Friday’s ad is for Budweiser, from 1961. It’s another one from their long-running “Where there’s life … there’s Bud” series. This one features a way-too-happy woman grinning like a Cheshire cat and reaching for a Budweiser in a tall glass. She appears to be looking at the person grilling the meat, but look at his hand on the left edge of the ad; doesn’t it look like it was cut and pasted there? And for that matter, so does the man at the right.
Monday’s ad for Budweiser, from 1947. Showing a young boy whose report card was less than stellar trying to soothe the beating he was about to get by bringing his father a tray of Budweiser. I’m not quite sure he really thought this through. Is getting Dad drunk really the way to go here? And what exactly does “Deportment Excellent” mean? I guess I’m getting a failing grade, too.
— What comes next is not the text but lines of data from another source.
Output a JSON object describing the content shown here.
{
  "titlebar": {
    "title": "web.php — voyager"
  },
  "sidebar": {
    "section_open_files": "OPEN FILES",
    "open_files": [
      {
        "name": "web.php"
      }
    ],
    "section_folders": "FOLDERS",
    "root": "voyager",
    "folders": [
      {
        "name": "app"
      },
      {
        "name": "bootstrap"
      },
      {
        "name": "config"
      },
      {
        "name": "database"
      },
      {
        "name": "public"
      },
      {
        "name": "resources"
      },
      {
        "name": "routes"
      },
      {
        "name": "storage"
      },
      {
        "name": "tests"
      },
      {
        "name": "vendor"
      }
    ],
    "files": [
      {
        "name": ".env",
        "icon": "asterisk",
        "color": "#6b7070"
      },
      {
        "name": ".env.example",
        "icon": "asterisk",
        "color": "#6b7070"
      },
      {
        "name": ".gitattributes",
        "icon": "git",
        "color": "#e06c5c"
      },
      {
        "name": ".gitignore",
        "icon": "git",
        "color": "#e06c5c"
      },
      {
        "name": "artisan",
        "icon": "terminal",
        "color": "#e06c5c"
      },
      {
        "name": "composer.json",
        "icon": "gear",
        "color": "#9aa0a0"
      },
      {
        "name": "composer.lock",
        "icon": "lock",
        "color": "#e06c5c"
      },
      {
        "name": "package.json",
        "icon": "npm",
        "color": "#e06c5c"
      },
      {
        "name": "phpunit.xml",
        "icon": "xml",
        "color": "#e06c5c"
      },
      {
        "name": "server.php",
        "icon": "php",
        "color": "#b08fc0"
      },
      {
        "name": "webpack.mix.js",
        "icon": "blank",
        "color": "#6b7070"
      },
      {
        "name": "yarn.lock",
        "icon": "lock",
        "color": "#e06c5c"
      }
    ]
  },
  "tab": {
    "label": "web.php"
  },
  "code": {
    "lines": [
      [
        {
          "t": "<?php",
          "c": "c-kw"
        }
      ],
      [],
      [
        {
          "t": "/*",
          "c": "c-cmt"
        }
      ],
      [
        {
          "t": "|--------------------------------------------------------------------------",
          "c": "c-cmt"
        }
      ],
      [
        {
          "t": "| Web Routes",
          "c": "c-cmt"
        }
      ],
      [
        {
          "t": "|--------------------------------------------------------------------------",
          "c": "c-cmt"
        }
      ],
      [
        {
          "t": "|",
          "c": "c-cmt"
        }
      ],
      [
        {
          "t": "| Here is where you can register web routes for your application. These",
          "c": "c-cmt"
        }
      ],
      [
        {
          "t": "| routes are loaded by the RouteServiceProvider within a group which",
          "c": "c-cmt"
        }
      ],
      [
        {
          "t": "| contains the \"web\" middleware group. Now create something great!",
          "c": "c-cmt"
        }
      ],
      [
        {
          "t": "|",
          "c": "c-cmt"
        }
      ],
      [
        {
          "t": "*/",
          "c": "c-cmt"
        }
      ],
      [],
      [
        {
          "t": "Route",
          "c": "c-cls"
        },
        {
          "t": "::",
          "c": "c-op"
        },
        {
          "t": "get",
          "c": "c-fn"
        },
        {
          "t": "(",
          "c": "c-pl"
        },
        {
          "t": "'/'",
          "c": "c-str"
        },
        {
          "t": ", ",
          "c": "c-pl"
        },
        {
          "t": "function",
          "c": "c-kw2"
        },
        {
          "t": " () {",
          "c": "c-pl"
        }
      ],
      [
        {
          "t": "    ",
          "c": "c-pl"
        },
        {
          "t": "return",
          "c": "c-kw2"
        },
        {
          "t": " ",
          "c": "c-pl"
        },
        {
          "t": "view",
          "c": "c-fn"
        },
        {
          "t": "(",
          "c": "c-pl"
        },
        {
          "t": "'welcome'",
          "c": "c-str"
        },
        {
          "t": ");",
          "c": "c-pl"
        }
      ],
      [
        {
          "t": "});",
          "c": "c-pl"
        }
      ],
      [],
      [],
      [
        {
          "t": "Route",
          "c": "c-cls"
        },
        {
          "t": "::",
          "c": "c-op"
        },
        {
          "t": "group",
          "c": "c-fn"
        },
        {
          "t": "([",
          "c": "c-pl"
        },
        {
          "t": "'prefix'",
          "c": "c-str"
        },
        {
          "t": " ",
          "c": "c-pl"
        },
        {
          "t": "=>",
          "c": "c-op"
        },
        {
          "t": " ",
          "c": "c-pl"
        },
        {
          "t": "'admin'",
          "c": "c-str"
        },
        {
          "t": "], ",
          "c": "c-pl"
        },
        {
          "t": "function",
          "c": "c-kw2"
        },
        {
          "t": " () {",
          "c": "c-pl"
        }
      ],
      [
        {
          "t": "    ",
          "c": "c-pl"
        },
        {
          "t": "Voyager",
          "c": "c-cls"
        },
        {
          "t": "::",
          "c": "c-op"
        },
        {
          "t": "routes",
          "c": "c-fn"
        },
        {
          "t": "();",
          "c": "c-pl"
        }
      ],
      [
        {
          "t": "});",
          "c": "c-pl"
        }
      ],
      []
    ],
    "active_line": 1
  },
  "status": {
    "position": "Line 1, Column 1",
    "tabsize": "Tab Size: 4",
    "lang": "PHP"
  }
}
Monday’s ad is for Budweiser, from 1949. Part of Bud’s long-running “There’s nothing like it” series, but is odd for depicting a more traditionally English fox and hounds hunt, which I suspect was not part of ordinary life for most, if even many, Americans in late forties. More curious still, is in the text at the bottom it reads: “There’s more Budweiser now — and there will be still more as our expansion program continues.” That seems like an odd message to be telling consumers, but maybe this ad was intended for a narrower audience.
Tuesday’s ad is for Budweiser, from the 1951. Showing a couple wearing near-matching outfits, and certainly the exact same apron, with the man having constructed a gadget to do as little work as possible while the meat on the grill cooks. Check out his socks, and the white bucks. They never quite explain what the “Something more than Beer” might be, but apparently it’s “The Companion of Contentment.”
Tuesday’s ad is for Budweiser, from 1949. It’s from their “There’s nothing like it …” series that ran for quite a long while. The ad copy, which begins “Your favorite partner, a delightful buffet …” seems quite odd, and possibly revealing. It continues. “Add foaming, babbling Budweiser and you have the finest sip-and-nibble combination ever known.” I don’t think they’re talking about the beer and food. I think they mean the predatory males hunting that poor woman just trying to have a bite to eat. Presumably they’re at a cocktail party at someone’s home. The person who gets a plate of food and retreats to the stairs is trying to be alone. But then these two circle her, blocking her escape route either up or down the stairs, each with a fresh beer in hand. The strained smile on her face and her posture — clasping her hands protectively around her skirt, unable to eat — seems to say ‘how long do I have to be polite before I can get away from these yahoos?’
Thursday’s ad is also for Budweiser, from 1956. Anheuser-Busch did a few of these ads, with a scene shown through a glass of beer. This one appears to be a musical rehearsal or party where the attendees are singing a lot. It uses the “Where there’s Life … there’s Budweiser” slogan that was popular in the Fifties, but I love the tagline at the bottom best of all. “Treat Yourself A Little Better….”
Wednesday’s ad is for Budweiser, from 1951. With the tagline “Something more than Beer” followed by “… a mark of good taste,” a couple is apparently unwrapping wedding gifts. The expression on the woman’s face is priceless as she looks over a statue she’s just opened, while her new hubby arrives to rescue her with a tray of beers and snacks.
Tuesday’s ad features Budweiser from, probably, the 1950, wich I say for no better reason than the can shown in the ad predates the pull-tab, which debuted in 1962. Oddly enough, everyone on the small sailing ship whose hands can be seen is holding a beer bottle in one hand, meaning they’re all sailing one-handed, which I imagine is no easy task.
Monday’s ad is for Budweiser, from 1967, and features Johnny Carson’s sidekick Ed McMahon. He’s look relatively normal in the foreground, a button-down man in a grey flannel suit, but the Budweiser suit he’s wearing in the ad behind him? Hiyoooo!